____ SOURCE MATERIAL

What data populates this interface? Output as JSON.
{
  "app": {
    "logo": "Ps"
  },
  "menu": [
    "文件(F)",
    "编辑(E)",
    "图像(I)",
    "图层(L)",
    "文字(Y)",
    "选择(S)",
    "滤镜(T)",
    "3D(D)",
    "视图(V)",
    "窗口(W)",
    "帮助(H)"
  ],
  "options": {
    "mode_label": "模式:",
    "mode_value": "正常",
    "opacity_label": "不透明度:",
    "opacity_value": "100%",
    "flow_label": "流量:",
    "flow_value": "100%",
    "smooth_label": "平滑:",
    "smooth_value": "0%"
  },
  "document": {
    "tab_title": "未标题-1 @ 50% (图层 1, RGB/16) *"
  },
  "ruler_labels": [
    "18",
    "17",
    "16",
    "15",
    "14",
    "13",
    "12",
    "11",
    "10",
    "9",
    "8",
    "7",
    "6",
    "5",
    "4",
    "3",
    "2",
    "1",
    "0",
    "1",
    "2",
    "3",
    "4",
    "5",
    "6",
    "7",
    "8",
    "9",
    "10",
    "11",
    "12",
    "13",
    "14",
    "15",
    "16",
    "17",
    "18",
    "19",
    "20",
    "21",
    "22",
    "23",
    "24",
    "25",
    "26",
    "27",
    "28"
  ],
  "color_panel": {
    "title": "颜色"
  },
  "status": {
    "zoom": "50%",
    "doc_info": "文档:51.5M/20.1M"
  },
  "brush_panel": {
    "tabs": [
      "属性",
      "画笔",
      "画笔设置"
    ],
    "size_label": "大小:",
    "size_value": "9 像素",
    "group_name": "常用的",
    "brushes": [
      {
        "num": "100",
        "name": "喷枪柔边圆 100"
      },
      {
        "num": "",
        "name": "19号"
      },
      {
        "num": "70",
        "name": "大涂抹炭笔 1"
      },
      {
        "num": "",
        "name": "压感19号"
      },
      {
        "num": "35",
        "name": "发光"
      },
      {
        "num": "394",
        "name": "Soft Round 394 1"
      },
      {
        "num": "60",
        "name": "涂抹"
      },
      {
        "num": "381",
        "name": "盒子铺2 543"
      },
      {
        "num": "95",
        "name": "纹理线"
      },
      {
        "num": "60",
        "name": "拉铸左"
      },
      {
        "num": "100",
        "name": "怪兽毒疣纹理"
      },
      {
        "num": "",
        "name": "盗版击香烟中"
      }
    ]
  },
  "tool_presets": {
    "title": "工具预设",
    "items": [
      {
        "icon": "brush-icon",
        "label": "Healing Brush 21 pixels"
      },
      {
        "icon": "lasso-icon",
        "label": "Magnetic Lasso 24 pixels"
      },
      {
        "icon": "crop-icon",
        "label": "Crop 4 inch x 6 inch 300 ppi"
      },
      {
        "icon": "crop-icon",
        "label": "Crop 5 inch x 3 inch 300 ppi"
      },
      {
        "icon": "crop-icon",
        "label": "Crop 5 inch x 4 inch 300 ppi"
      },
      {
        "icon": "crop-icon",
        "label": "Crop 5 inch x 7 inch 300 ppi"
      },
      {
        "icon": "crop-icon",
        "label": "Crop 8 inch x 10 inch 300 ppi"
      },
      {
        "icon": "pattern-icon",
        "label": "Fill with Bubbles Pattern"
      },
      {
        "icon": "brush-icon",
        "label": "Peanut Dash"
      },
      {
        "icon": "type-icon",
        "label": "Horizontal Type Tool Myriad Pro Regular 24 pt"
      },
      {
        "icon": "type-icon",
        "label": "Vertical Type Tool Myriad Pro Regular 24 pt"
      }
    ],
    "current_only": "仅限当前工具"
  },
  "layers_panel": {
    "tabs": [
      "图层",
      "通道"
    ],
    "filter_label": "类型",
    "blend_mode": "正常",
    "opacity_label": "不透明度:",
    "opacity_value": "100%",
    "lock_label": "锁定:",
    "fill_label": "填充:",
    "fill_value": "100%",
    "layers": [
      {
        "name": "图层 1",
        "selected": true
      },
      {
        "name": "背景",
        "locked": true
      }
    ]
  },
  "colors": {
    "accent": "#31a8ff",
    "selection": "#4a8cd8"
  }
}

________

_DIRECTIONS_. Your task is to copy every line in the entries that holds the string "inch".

_ANSWER_.
        "label": "Crop 4 inch x 6 inch 300 ppi"
        "label": "Crop 5 inch x 3 inch 300 ppi"
        "label": "Crop 5 inch x 4 inch 300 ppi"
        "label": "Crop 5 inch x 7 inch 300 ppi"
        "label": "Crop 8 inch x 10 inch 300 ppi"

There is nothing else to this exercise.